If you had attended the South School in Hartford, Connecticut during the 1880s, you were eligible to join the South School Association of the Eighties. The concept was not new, and an association for those who attended the school in the 1870s already existed. The eighties group met for the first time, in the Assembly Hall of their old school, on October 28, 1921. Their nickname was soon the South School Gang.
Handwritten meeting minutes were kept in a notebook until 1940. They note attendance at the meetings, who should be included in the membership committee (two members of each class), those who would be arranging the annual assembly for the following year, and similar information regarding the running of the club.
In addition to the minutes, the collection includes financial statements, and a bank book, covering much of club’s existence. Dues were $1 per family each year. This money covered the cost of rentals for gang gatherings, frankfurters, ice cream, and, especially as time went on, bouquets of flowers for families of members who passed away. Additional items in the collection are an address book with member names and addresses, newspaper clippings about gang activities, and correspondence. The gangsters who contributed the most to the collection were Mrs. Grace Kilby, J.W. Tyroll, Raoul W. D’Arche, and William J. O’Brien.
By 1947, the number of remaining classmates was dwindling, their ages ranging from 76 to 85. The gang disbanded that year, donating the remainder of their treasury to the Newington Home and Hospital for Crippled Children (later the Newington Children’s Hospital and now part of the Connecticut Children’s Medical Center).
The date of the photo below is not certain, but obviously was taken in the hey-day of gang activity.

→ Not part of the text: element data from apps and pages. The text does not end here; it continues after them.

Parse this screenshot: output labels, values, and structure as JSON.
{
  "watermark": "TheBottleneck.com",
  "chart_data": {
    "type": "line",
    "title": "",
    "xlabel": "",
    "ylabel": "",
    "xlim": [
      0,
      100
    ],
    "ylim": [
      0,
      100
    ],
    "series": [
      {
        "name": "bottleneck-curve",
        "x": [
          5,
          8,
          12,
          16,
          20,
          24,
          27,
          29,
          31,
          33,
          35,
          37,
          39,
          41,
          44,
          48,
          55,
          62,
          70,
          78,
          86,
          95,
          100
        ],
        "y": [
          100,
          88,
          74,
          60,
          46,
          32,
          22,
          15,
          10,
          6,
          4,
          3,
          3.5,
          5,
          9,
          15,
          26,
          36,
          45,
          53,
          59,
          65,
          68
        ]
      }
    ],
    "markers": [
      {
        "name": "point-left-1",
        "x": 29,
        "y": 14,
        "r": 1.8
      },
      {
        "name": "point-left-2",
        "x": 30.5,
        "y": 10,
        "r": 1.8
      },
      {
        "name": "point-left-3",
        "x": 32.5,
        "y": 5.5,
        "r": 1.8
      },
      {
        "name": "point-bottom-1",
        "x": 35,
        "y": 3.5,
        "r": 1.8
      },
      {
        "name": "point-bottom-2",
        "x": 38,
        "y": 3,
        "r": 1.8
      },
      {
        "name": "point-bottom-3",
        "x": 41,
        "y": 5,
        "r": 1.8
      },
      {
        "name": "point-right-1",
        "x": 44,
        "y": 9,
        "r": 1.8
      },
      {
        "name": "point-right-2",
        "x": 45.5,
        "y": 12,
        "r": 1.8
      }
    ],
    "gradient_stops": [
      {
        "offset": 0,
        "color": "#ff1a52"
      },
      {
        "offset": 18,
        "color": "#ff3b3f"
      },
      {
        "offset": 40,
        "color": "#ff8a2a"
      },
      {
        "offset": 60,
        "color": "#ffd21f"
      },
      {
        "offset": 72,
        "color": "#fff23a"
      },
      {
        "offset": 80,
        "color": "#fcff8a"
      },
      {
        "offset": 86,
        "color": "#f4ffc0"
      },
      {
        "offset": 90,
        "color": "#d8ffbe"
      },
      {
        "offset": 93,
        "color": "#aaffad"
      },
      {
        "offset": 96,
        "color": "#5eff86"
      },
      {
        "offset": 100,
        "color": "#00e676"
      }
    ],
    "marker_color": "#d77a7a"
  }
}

South School was later named for its principal, Chauncey Harris. According to Google Maps, a Chauncey Harris Park remains in the area of the school, in the block bordered by Buckingham Street (N), Park Street (S), Hudson Street (E), and Wadsworth Street (W).